So when the day’s sailing was over, simply slackening the mainsail halyard and outhaul enabled the upper mast section and boom to be pulled apart and laid side by side, sails still attached. Then it was just a matter of folding the sails neatly, with rigging wires gathered together, making a neat bundle secured with Bungee cord ties. Just like furling an umbrella. No shackles to undo with wet cold fingers, in fact no tools needed at all.
A bonus was that the mast/boom sail bundle, shorter than the dinghy, could fit comfortably within the hull. This eliminated the usual problem with masts and trailers where overhang at the bow prevents opening the rear door/hatch of the tow car, and any overhang at the stern is vulnerable to damage. Much easier to manoeuvre and park too.Yacht 2

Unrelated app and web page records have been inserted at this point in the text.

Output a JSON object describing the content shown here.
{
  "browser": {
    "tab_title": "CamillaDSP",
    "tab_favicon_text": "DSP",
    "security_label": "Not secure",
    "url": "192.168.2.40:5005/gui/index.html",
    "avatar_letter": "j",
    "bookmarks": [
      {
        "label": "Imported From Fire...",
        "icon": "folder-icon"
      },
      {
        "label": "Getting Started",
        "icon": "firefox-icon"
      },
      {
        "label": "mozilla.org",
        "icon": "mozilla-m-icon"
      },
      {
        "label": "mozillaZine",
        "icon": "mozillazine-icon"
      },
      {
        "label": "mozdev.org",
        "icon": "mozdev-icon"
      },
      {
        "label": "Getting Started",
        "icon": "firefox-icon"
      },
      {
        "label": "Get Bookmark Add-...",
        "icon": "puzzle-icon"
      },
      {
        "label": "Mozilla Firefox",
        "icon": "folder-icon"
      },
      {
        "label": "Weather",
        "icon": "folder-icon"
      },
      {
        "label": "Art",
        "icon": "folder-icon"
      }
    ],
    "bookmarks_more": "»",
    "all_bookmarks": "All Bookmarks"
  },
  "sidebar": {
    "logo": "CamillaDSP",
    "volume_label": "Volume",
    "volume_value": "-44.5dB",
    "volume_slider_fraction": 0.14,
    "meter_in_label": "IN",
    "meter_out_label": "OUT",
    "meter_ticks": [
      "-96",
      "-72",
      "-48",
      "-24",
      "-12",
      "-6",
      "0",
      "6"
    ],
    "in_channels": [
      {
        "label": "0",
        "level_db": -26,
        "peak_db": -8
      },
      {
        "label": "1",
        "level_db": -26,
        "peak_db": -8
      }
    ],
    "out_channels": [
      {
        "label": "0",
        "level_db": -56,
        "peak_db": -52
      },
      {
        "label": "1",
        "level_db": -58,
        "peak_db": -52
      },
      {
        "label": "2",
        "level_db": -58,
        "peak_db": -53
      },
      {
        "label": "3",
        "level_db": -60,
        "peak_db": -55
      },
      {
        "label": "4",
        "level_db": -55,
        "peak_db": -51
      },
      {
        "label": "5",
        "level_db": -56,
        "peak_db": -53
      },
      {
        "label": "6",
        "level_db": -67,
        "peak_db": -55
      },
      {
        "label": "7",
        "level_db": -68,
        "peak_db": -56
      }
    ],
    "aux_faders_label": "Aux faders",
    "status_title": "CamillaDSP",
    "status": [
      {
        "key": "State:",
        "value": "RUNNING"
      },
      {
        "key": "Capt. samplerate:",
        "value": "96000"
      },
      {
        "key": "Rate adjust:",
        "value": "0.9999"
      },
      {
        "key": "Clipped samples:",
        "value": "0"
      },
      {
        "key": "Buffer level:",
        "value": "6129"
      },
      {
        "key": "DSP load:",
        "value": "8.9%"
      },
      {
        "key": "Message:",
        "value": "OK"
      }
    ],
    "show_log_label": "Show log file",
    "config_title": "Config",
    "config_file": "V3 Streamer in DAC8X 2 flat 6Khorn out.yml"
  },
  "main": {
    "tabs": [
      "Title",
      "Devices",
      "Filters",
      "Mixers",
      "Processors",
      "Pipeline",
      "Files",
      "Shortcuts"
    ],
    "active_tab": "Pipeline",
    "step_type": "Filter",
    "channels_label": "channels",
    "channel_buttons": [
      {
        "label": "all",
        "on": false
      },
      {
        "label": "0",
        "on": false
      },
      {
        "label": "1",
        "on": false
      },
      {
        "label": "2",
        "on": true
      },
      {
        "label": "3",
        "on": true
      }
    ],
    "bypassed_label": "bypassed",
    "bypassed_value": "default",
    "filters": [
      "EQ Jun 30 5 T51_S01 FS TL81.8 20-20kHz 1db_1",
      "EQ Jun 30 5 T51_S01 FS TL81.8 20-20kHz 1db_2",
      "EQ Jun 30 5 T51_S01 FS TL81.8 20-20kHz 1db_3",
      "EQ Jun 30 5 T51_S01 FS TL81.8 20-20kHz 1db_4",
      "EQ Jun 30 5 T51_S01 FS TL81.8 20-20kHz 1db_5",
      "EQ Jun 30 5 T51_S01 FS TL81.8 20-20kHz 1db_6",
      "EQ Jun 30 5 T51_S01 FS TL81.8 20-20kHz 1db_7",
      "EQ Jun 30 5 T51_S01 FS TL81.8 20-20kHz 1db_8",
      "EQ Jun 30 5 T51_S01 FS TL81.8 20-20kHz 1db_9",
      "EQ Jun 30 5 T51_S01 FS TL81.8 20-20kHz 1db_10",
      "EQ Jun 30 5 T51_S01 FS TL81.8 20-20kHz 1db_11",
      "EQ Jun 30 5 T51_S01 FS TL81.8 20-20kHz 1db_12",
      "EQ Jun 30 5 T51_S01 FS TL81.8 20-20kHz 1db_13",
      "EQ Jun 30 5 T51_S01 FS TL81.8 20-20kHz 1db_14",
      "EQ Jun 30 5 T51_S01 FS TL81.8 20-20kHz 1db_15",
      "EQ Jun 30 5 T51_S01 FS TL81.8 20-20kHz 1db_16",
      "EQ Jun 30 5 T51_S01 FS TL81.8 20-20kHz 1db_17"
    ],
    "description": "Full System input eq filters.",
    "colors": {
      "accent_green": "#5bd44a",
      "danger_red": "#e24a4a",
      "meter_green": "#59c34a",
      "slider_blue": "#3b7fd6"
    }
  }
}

The trailer is worth a mention too. Swing axles and coil springs enable the boat to sit much lower, enabling launching/recovery in shallow water. The trailer only needs knee deep water, and the tow car remains high and dry on the ramp. On the road the low centre of gravity means more stability, and an unobstructed rear view mirror.